|VT Leading Causes of Death, 2017
|1. Heart Disease
|4. Chronic Lower Respiratory Diseases
|5. Alzheimer’s disease
|10. Parkinson’s disease
At the peak of my own food addiction, I weighed just shy of 500 pounds and I had to weigh myself at the local Agway on a grain scale to record my actual weight before entering an addiction treatment facility that treated eating disorders. It had been years since I knew my actual weight, as most scales stopped at 250 or 300 pounds. Since then, the prevalence of obesity has since caused scale manufacturers to redesign their products.
In desperation, after years of trying to lose weight and failing, I signed into a 30-day addiction treatment facility and began to learn what I needed to know and do to recover from my addiction to food. By abstaining from refined carbohydrates – sugar, flour, and wheat – I was able to lose some 240 pounds safely over the course of two years. The first few weeks were hard but, in time, the compulsion to keep eating subsided with abstinence, as it does in recovery from alcohol, tobacco, and opioid abuse.
Americans consume on average 152 pounds of sugar a year – mostly from high-fructose corn syrup. Look at a five-pound bag of sugar and imagine how to eat it in 12 days. Try to find sugar-free tomato sauce, crackers, or soups in the grocery store. Common ketchup is 28% corn syrup.
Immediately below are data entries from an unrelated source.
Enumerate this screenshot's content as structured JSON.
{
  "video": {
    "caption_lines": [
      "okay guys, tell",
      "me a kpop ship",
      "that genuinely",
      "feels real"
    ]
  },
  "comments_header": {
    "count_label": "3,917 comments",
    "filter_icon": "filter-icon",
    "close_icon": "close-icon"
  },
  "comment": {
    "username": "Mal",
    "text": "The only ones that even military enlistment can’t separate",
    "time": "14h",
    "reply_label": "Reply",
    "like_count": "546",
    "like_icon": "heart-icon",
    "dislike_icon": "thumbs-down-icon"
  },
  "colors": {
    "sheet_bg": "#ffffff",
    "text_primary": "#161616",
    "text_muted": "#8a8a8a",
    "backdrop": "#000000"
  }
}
Mexican drug cartels put heroin in candy to get young people addicted. How is adding sugar to everything any different?
My mother was obese. Growing up in the 1950s during the dawn of industrial processed food – Oleo, Campbell’s Tomato Soup, Frosted Flakes, Oreos, Cheese Whiz, Kool-Aid – our kitchen was well-stocked with addictive substances. I learned early, as do far too many children.
The $75B diet industry has a 90% failure rate, as most weight lost is soon regained. Medicine offers three levels of treatment for obesity: dietary restriction, surgical intervention, and drugs. The most effective current option among them is the most invasive and risky – surgery. Were we to acknowledge that certain refined foods can be addictive, we could treat the addiction more effectively through early childhood intervention, education, and residential treatment.
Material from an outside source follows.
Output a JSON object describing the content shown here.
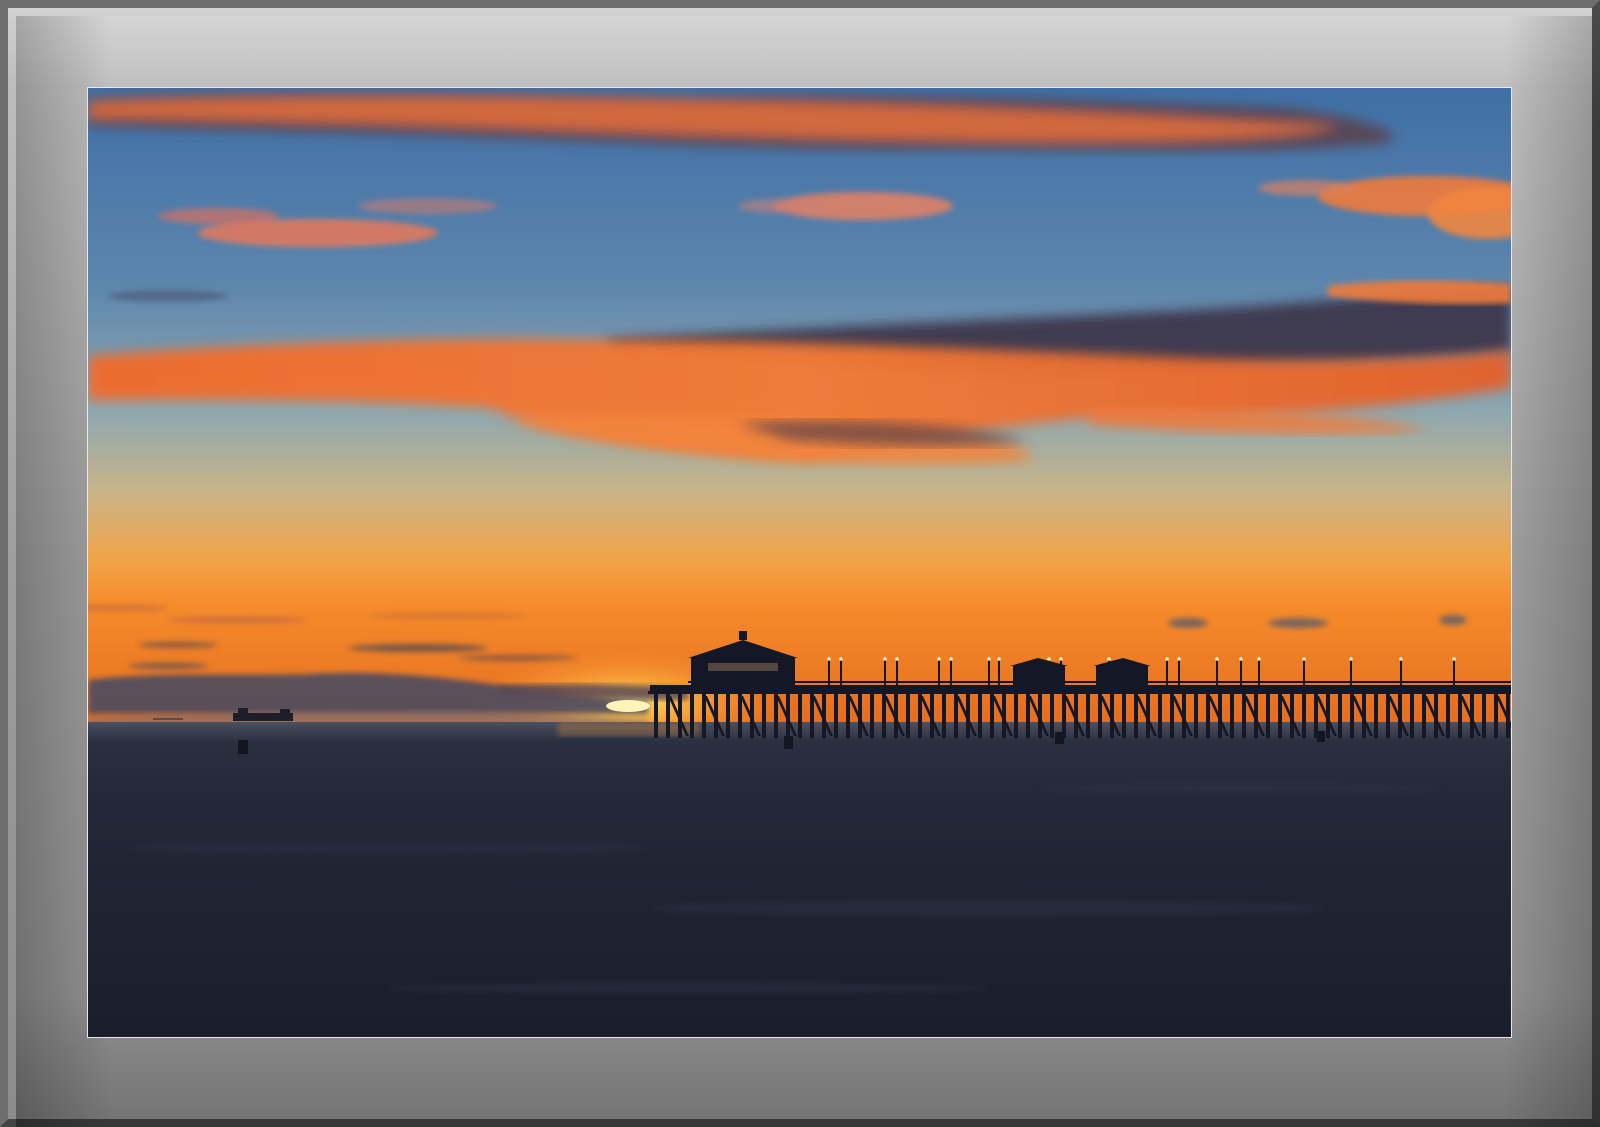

We’ve been effective at reducing tobacco addiction through education and punitive taxation, although the introduction of vaping has resurfaced tobacco addiction as threat to our young. Alcoholics Anonymous and residential treatment programs have been somewhat effective at treating those who acknowledge their addiction.
But we’ve done little or nothing from a policy perspective to stem the immense damage done by addiction to refined carbohydrates, which are propelled untaxed into our food systems and with government subsidy. The corn subsidy expands waistlines with sugar, marbles beef with fat, and clogs carburetors with ethanol – leaving one to wonder who exactly this subsidy benefits.
When I was writing a book about being a fat person, I spoke with Nora Volkow, Director of the National Institute on Drug Abuse(NIDA) at the NIH and, as it happens, great-granddaughter of Leon Trotsky. She clarified for me the breadth of the addiction research community’s understanding of addiction science, explaining that it results from a physical or psychological dependency on substances introduced into the body or personal behaviors that stimulate the body to produce drugs like dopamine or adrenaline on which the psyche becomes dependent.
In framing a coherent health policy for Vermont, we must understand and tally deaths from the full spectrum of addictions. A death by drug overdose is horrendous, but so are deaths resulting from morbid obesity, smoking, and alcohol. Each must be accounted for in the annals of morbidity and mortality and public policy must take all into account as we struggle to reduce the tragedy of addiction.
While it’s imperative to focus on reducing deaths from drug overdose, we’re shortsighted if we don’t acknowledge and tally the devastating effects of all substance and behavioral addictions Vermonters experience.